With the torture subject finished, it was time to work on the base. In order to get the height correct, so the neck lined up with the skull in the Cruciator's hand, I glued two inverted 20mm bases together to create a little step.
I also made a separate head that could pin in place so I can use the diorama base as a stand-alone scenery piece.
To make the base, I glued "stones" cut from thick styrene card onto another piece of card. I also filled out some spaces with stones and skulls cut from the base of the Sigmarite Mausoleum's statue.
The bottom card was trimmed and shaped to the form of the flagstones.
I glued the torture subject and the sword in place, taking care that their parts lined up with the Cruciator's hand, and then sculpted stonework over the elevated bases.

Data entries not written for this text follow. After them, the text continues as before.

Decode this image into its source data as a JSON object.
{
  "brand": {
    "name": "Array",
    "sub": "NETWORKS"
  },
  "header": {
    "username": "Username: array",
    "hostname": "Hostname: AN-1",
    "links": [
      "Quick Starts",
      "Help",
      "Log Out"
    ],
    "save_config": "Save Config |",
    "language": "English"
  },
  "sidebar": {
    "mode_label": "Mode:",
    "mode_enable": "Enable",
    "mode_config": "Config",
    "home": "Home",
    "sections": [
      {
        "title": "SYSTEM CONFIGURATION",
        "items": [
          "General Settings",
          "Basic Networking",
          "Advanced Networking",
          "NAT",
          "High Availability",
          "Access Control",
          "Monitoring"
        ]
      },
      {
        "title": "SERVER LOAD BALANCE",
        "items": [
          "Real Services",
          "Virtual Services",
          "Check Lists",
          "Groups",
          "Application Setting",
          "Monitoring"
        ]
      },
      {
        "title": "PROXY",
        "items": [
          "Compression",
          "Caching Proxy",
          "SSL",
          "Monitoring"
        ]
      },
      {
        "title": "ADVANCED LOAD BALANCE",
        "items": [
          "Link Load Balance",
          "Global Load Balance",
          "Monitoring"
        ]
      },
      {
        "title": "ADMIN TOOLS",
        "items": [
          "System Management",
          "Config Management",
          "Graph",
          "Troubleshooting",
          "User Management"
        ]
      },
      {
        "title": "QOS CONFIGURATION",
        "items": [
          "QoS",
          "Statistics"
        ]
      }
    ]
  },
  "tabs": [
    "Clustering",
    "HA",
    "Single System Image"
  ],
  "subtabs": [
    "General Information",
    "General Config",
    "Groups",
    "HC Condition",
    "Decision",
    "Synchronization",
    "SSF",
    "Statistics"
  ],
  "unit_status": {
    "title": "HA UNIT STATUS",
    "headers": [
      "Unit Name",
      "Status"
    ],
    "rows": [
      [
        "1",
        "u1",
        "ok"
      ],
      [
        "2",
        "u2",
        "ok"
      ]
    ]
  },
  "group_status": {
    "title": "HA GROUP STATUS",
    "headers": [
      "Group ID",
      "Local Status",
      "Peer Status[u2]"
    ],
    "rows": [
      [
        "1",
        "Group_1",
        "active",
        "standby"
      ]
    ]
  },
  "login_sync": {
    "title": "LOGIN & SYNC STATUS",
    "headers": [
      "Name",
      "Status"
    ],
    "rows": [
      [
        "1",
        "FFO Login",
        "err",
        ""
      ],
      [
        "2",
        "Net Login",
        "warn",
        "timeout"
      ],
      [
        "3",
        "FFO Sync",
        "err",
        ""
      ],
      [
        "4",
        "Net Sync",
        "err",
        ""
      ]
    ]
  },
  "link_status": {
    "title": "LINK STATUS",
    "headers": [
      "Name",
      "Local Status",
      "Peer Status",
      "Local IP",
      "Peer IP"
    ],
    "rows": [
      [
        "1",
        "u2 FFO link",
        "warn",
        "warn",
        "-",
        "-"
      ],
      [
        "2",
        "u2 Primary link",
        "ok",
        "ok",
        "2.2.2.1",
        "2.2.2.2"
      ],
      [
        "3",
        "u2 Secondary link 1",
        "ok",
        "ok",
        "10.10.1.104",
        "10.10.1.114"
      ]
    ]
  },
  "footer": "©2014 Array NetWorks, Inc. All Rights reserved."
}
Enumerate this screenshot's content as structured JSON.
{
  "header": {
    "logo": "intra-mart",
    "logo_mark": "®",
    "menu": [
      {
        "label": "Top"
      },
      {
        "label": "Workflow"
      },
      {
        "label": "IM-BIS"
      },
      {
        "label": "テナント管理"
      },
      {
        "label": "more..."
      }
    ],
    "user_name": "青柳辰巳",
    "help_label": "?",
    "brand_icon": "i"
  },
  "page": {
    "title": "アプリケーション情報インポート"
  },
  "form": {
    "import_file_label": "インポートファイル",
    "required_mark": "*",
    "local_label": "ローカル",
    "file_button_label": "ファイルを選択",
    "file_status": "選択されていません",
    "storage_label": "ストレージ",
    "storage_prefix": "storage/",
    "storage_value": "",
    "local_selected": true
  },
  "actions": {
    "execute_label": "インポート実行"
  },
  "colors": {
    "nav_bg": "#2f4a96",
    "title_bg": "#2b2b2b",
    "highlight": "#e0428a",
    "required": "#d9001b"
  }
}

I added some fine ballast in the cracks and recesses, and carved the cured putty to get a better stone shape.
When it came time to attach the model, I had been planning to simply pin him to the base, but I couldn't get both of the stones on his bottom to sit flat, and have him line up with the torture subject. I ended up sculpting a new flagstone over his little basing rock, and removed the rock from his other bit of robe.

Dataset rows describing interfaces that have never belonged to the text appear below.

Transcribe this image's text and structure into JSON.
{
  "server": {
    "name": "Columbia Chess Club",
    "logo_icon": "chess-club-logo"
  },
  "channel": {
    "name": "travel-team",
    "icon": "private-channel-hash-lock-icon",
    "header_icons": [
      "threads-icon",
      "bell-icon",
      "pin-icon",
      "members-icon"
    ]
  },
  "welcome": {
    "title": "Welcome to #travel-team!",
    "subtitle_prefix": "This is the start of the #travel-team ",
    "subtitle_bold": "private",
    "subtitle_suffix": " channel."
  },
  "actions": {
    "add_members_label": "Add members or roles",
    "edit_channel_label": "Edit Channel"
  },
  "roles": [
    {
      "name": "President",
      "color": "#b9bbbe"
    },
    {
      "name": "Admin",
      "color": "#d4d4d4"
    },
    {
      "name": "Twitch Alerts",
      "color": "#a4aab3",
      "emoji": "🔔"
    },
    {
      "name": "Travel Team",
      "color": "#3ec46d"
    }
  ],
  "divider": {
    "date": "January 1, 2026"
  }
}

I cut away the first stone and sanded the "tail" of his robe smooth. For the remaining basing rock, I formed the putty around it and then pressed it onto the flagstones after greasing them with a little Chapstick. This allowed me to angle him exactly how I needed, and then let the model sit and cure. Once the putty had hardened, I carved it a bit into mostly square stones.

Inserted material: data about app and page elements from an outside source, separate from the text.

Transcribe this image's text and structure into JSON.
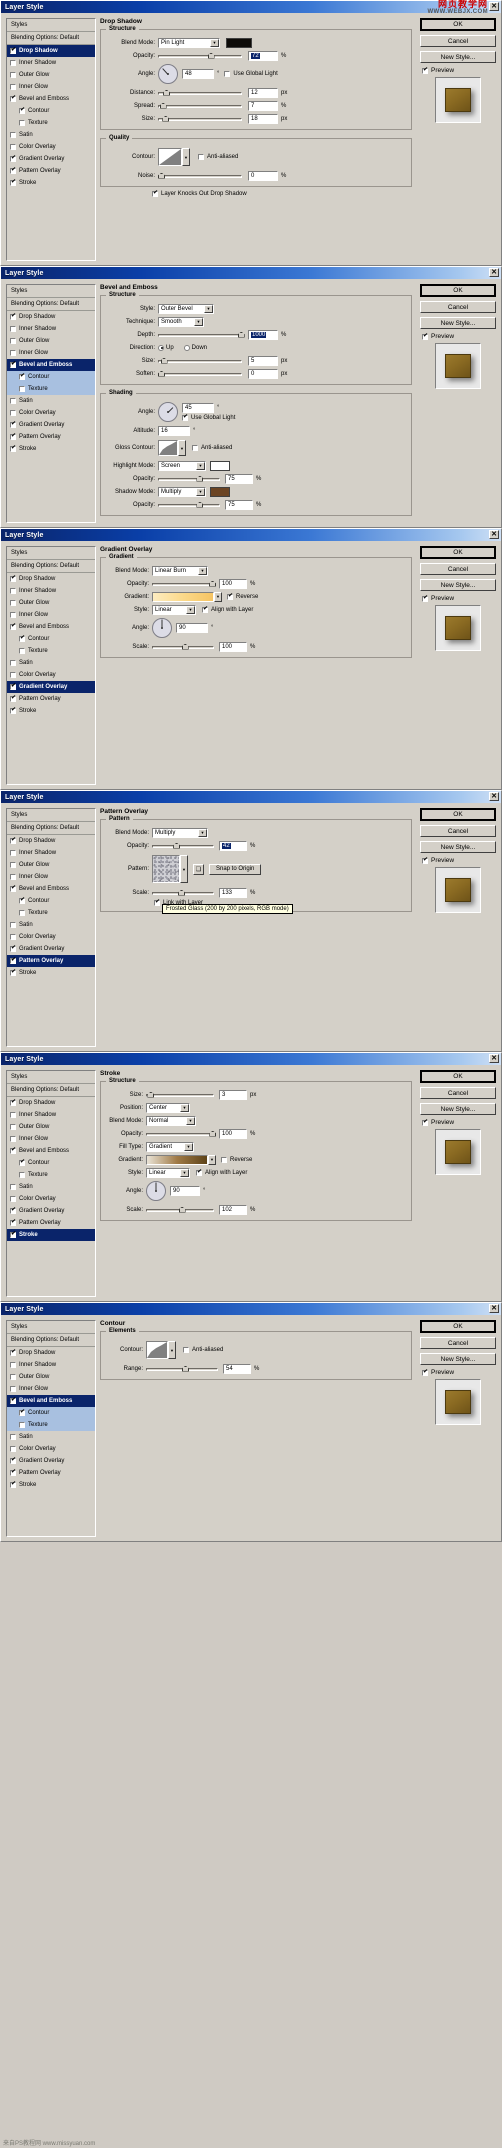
{
  "watermark": {
    "line1": "网页教学网",
    "line2": "WWW.WEBJX.COM"
  },
  "footer_credit": "来自PS教程网 www.missyuan.com",
  "common": {
    "title": "Layer Style",
    "close_label": "✕",
    "styles_header": "Styles",
    "blending_options": "Blending Options: Default",
    "buttons": {
      "ok": "OK",
      "cancel": "Cancel",
      "new_style": "New Style...",
      "preview": "Preview"
    },
    "style_items": [
      {
        "label": "Drop Shadow",
        "checked": true
      },
      {
        "label": "Inner Shadow",
        "checked": false
      },
      {
        "label": "Outer Glow",
        "checked": false
      },
      {
        "label": "Inner Glow",
        "checked": false
      },
      {
        "label": "Bevel and Emboss",
        "checked": true
      },
      {
        "label": "Contour",
        "checked": true,
        "sub": true
      },
      {
        "label": "Texture",
        "checked": false,
        "sub": true
      },
      {
        "label": "Satin",
        "checked": false
      },
      {
        "label": "Color Overlay",
        "checked": false
      },
      {
        "label": "Gradient Overlay",
        "checked": true
      },
      {
        "label": "Pattern Overlay",
        "checked": true
      },
      {
        "label": "Stroke",
        "checked": true
      }
    ],
    "labels": {
      "blend_mode": "Blend Mode:",
      "opacity": "Opacity:",
      "angle": "Angle:",
      "distance": "Distance:",
      "spread": "Spread:",
      "size": "Size:",
      "contour": "Contour:",
      "noise": "Noise:",
      "anti_aliased": "Anti-aliased",
      "use_global_light": "Use Global Light",
      "layer_knocks_out": "Layer Knocks Out Drop Shadow",
      "style": "Style:",
      "technique": "Technique:",
      "depth": "Depth:",
      "direction": "Direction:",
      "soften": "Soften:",
      "altitude": "Altitude:",
      "gloss_contour": "Gloss Contour:",
      "highlight_mode": "Highlight Mode:",
      "shadow_mode": "Shadow Mode:",
      "gradient": "Gradient:",
      "reverse": "Reverse",
      "align_with_layer": "Align with Layer",
      "scale": "Scale:",
      "pattern": "Pattern:",
      "snap_to_origin": "Snap to Origin",
      "link_with_layer": "Link with Layer",
      "position": "Position:",
      "fill_type": "Fill Type:",
      "range": "Range:",
      "elements": "Elements",
      "up": "Up",
      "down": "Down",
      "pct": "%",
      "px": "px",
      "deg": "°"
    }
  },
  "dialogs": [
    {
      "id": "drop-shadow",
      "selected": "Drop Shadow",
      "panel_title": "Drop Shadow",
      "group1": "Structure",
      "group2": "Quality",
      "blend_mode": "Pin Light",
      "blend_color": "#0d0b08",
      "opacity": "72",
      "angle": "48",
      "use_global_light": false,
      "distance": "12",
      "spread": "7",
      "size": "18",
      "anti_aliased": false,
      "noise": "0",
      "knocks_out": true
    },
    {
      "id": "bevel-emboss",
      "selected": "Bevel and Emboss",
      "panel_title": "Bevel and Emboss",
      "group1": "Structure",
      "group2": "Shading",
      "style": "Outer Bevel",
      "technique": "Smooth",
      "depth": "1000",
      "direction": "Up",
      "size": "5",
      "soften": "0",
      "angle": "45",
      "use_global_light": true,
      "altitude": "16",
      "anti_aliased": false,
      "highlight_mode": "Screen",
      "highlight_color": "#ffffff",
      "highlight_opacity": "75",
      "shadow_mode": "Multiply",
      "shadow_color": "#6b4423",
      "shadow_opacity": "75"
    },
    {
      "id": "gradient-overlay",
      "selected": "Gradient Overlay",
      "panel_title": "Gradient Overlay",
      "group1": "Gradient",
      "blend_mode": "Linear Burn",
      "opacity": "100",
      "reverse": true,
      "style": "Linear",
      "align_with_layer": true,
      "angle": "90",
      "scale": "100"
    },
    {
      "id": "pattern-overlay",
      "selected": "Pattern Overlay",
      "panel_title": "Pattern Overlay",
      "group1": "Pattern",
      "blend_mode": "Multiply",
      "opacity": "42",
      "tooltip": "Frosted Glass (200 by 200 pixels, RGB mode)",
      "scale": "133",
      "link_with_layer": true
    },
    {
      "id": "stroke",
      "selected": "Stroke",
      "panel_title": "Stroke",
      "group1": "Structure",
      "size": "3",
      "position": "Center",
      "blend_mode": "Normal",
      "opacity": "100",
      "fill_type": "Gradient",
      "reverse": false,
      "style": "Linear",
      "align_with_layer": true,
      "angle": "90",
      "scale": "102"
    },
    {
      "id": "contour",
      "selected": "Contour",
      "panel_title": "Contour",
      "group1": "Elements",
      "anti_aliased": false,
      "range": "54"
    }
  ]
}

The Chapstick allowed me to get the putty off of the base without it sticking too badly. Before removing it, however, I drilled up from the bottom to mark the pin holes. (This shot already has the pins glued into the stone, but you get the idea.)
Before I glued the pins in, I added some putty to the model's normal 40mm base, and pressed the stone into it. I sculpted a few other paving stones and added the tombstone and a bit of fencing.
When everything had cured, I drilled the pin holes on the spots marked in the impression, and carved up the stones a bit. The model's basing stone fit perfectly!
Then, it was just a matter of adding some ballast, and the base was complete.
The Cruciator can now swap between his regular base and the diorama base where he's sucking the life out of his subject to imbue an artifact with magical energy.